> _EXERCISE INPUTS_

----

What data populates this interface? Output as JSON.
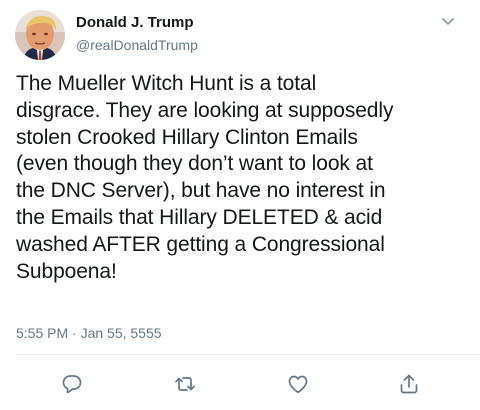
{
  "tweet": {
    "display_name": "Donald J. Trump",
    "handle": "@realDonaldTrump",
    "text": "The Mueller Witch Hunt is a total\ndisgrace. They are looking at supposedly\nstolen Crooked Hillary Clinton Emails\n(even though they don’t want to look at\nthe DNC Server), but have no interest in\nthe Emails that Hillary DELETED & acid\nwashed AFTER getting a Congressional\nSubpoena!",
    "timestamp": "5:55 PM · Jan 55, 5555"
  },
  "icons": {
    "caret": "chevron-down-icon",
    "reply": "reply-icon",
    "retweet": "retweet-icon",
    "like": "heart-icon",
    "share": "share-icon"
  },
  "colors": {
    "text": "#14171a",
    "secondary": "#657786",
    "icon": "#657786",
    "divider": "#e6ecf0"
  }
}
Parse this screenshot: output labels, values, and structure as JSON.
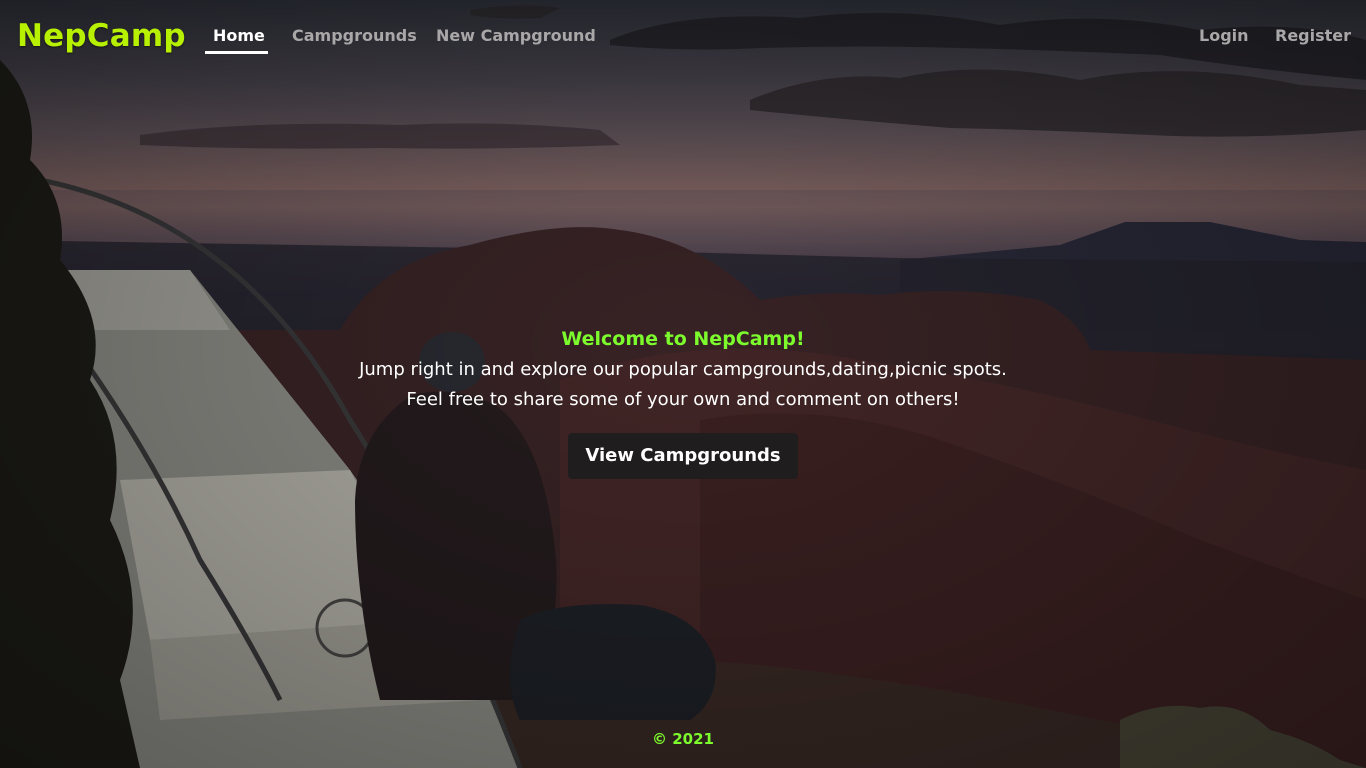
{
  "brand": {
    "name": "NepCamp",
    "color": "#b7f000"
  },
  "nav": {
    "left": [
      {
        "label": "Home",
        "active": true
      },
      {
        "label": "Campgrounds",
        "active": false
      },
      {
        "label": "New Campground",
        "active": false
      }
    ],
    "right": [
      {
        "label": "Login"
      },
      {
        "label": "Register"
      }
    ]
  },
  "hero": {
    "welcome": "Welcome to NepCamp!",
    "lead_line1": "Jump right in and explore our popular campgrounds,dating,picnic spots.",
    "lead_line2": "Feel free to share some of your own and comment on others!",
    "cta_label": "View Campgrounds",
    "accent_color": "#7dfc2d"
  },
  "footer": {
    "text": "© 2021"
  }
}
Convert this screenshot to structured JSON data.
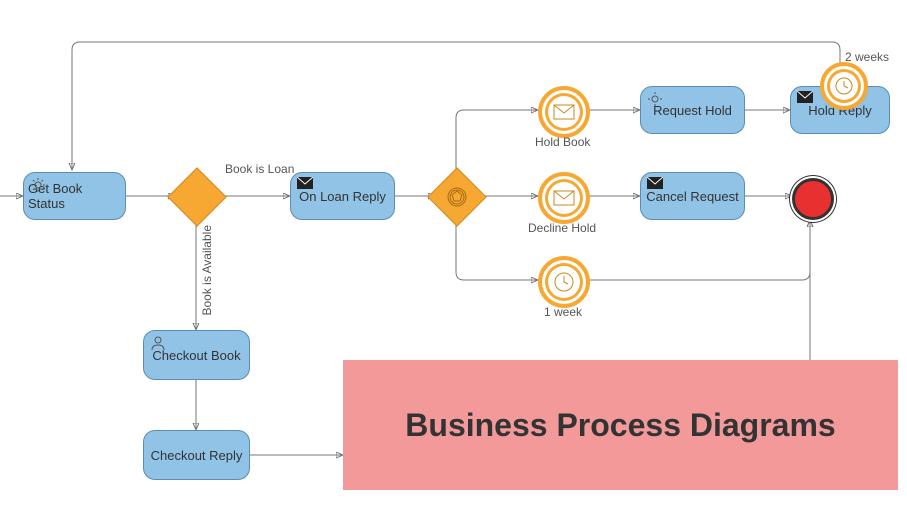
{
  "title_banner": "Business Process Diagrams",
  "tasks": {
    "get_book_status": "Get Book Status",
    "on_loan_reply": "On Loan Reply",
    "checkout_book": "Checkout Book",
    "checkout_reply": "Checkout Reply",
    "hold_book": "Hold Book",
    "decline_hold": "Decline Hold",
    "request_hold": "Request Hold",
    "hold_reply": "Hold Reply",
    "cancel_request": "Cancel Request"
  },
  "labels": {
    "book_is_loan": "Book is Loan",
    "book_is_available": "Book is Available",
    "one_week": "1 week",
    "two_weeks": "2 weeks"
  },
  "icons": {
    "gear": "gear-icon",
    "envelope_black": "envelope-black-icon",
    "envelope_open": "envelope-open-icon",
    "clock": "clock-icon",
    "user": "user-icon",
    "pentagon": "pentagon-icon"
  },
  "colors": {
    "task_fill": "#90c3e6",
    "task_border": "#5b8db3",
    "gateway_fill": "#f7a833",
    "event_end": "#e83030",
    "banner": "#f49999"
  }
}
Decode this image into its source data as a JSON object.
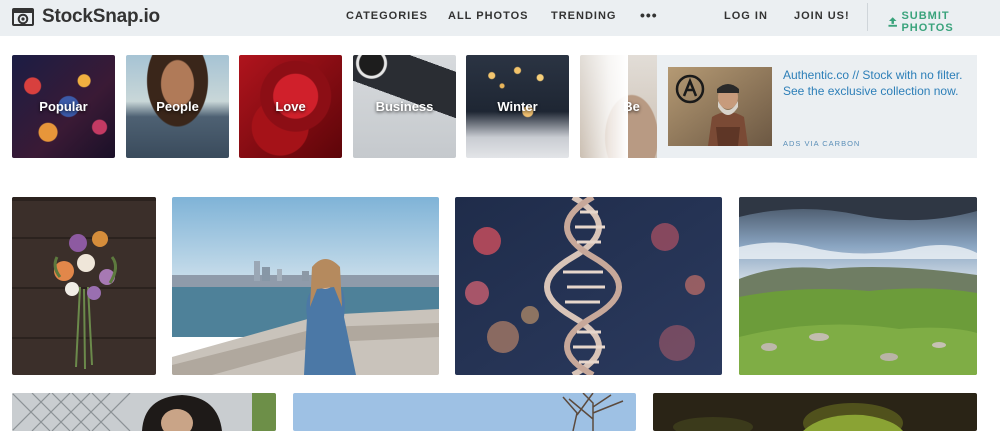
{
  "header": {
    "logo_text": "StockSnap.io",
    "nav": {
      "categories": "CATEGORIES",
      "all_photos": "ALL PHOTOS",
      "trending": "TRENDING",
      "more": "•••",
      "log_in": "LOG IN",
      "join_us": "JOIN US!"
    },
    "submit_label": "SUBMIT PHOTOS",
    "accent_color": "#3aa37c"
  },
  "categories": [
    {
      "label": "Popular"
    },
    {
      "label": "People"
    },
    {
      "label": "Love"
    },
    {
      "label": "Business"
    },
    {
      "label": "Winter"
    },
    {
      "label": "Be"
    }
  ],
  "ad": {
    "text": "Authentic.co // Stock with no filter. See the exclusive collection now.",
    "via": "ADS VIA CARBON",
    "link_color": "#2d7fb8"
  },
  "photos": [
    {
      "subject": "flower bouquet on dark wood"
    },
    {
      "subject": "woman in denim jacket by river"
    },
    {
      "subject": "DNA double helix"
    },
    {
      "subject": "green hills under cloudy sky"
    },
    {
      "subject": "woman by chain-link fence"
    },
    {
      "subject": "blue sky with bare tree"
    },
    {
      "subject": "green plant close-up"
    }
  ]
}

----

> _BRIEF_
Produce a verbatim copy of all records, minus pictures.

> _EXERCISE SOLUTION_
What data populates this interface? Output as JSON.
{
  "tweet": {
    "display_name": "Donald J. Trump",
    "handle": "@realDonaldTrump",
    "text": "The Mueller Witch Hunt is a total\ndisgrace. They are looking at supposedly\nstolen Crooked Hillary Clinton Emails\n(even though they don’t want to look at\nthe DNC Server), but have no interest in\nthe Emails that Hillary DELETED & acid\nwashed AFTER getting a Congressional\nSubpoena!",
    "timestamp": "5:55 PM · Jan 55, 5555"
  },
  "icons": {
    "caret": "chevron-down-icon",
    "reply": "reply-icon",
    "retweet": "retweet-icon",
    "like": "heart-icon",
    "share": "share-icon"
  },
  "colors": {
    "text": "#14171a",
    "secondary": "#657786",
    "icon": "#657786",
    "divider": "#e6ecf0"
  }
}
Parse this screenshot: output labels, values, and structure as JSON.
{
  "brand": {
    "name": "NepCamp",
    "color": "#b7f000"
  },
  "nav": {
    "left": [
      {
        "label": "Home",
        "active": true
      },
      {
        "label": "Campgrounds",
        "active": false
      },
      {
        "label": "New Campground",
        "active": false
      }
    ],
    "right": [
      {
        "label": "Login"
      },
      {
        "label": "Register"
      }
    ]
  },
  "hero": {
    "welcome": "Welcome to NepCamp!",
    "lead_line1": "Jump right in and explore our popular campgrounds,dating,picnic spots.",
    "lead_line2": "Feel free to share some of your own and comment on others!",
    "cta_label": "View Campgrounds",
    "accent_color": "#7dfc2d"
  },
  "footer": {
    "text": "© 2021"
  }
}
Convert this screenshot to structured JSON data.
{
  "title_banner": "Business Process Diagrams",
  "tasks": {
    "get_book_status": "Get Book Status",
    "on_loan_reply": "On Loan Reply",
    "checkout_book": "Checkout Book",
    "checkout_reply": "Checkout Reply",
    "hold_book": "Hold Book",
    "decline_hold": "Decline Hold",
    "request_hold": "Request Hold",
    "hold_reply": "Hold Reply",
    "cancel_request": "Cancel Request"
  },
  "labels": {
    "book_is_loan": "Book is Loan",
    "book_is_available": "Book is Available",
    "one_week": "1 week",
    "two_weeks": "2 weeks"
  },
  "icons": {
    "gear": "gear-icon",
    "envelope_black": "envelope-black-icon",
    "envelope_open": "envelope-open-icon",
    "clock": "clock-icon",
    "user": "user-icon",
    "pentagon": "pentagon-icon"
  },
  "colors": {
    "task_fill": "#90c3e6",
    "task_border": "#5b8db3",
    "gateway_fill": "#f7a833",
    "event_end": "#e83030",
    "banner": "#f49999"
  }
}
Decode this image into its source data as a JSON object.
{
  "header": {
    "logo_text": "StockSnap.io",
    "nav": {
      "categories": "CATEGORIES",
      "all_photos": "ALL PHOTOS",
      "trending": "TRENDING",
      "more": "•••",
      "log_in": "LOG IN",
      "join_us": "JOIN US!"
    },
    "submit_label": "SUBMIT PHOTOS",
    "accent_color": "#3aa37c"
  },
  "categories": [
    {
      "label": "Popular"
    },
    {
      "label": "People"
    },
    {
      "label": "Love"
    },
    {
      "label": "Business"
    },
    {
      "label": "Winter"
    },
    {
      "label": "Be"
    }
  ],
  "ad": {
    "text": "Authentic.co // Stock with no filter. See the exclusive collection now.",
    "via": "ADS VIA CARBON",
    "link_color": "#2d7fb8"
  },
  "photos": [
    {
      "subject": "flower bouquet on dark wood"
    },
    {
      "subject": "woman in denim jacket by river"
    },
    {
      "subject": "DNA double helix"
    },
    {
      "subject": "green hills under cloudy sky"
    },
    {
      "subject": "woman by chain-link fence"
    },
    {
      "subject": "blue sky with bare tree"
    },
    {
      "subject": "green plant close-up"
    }
  ]
}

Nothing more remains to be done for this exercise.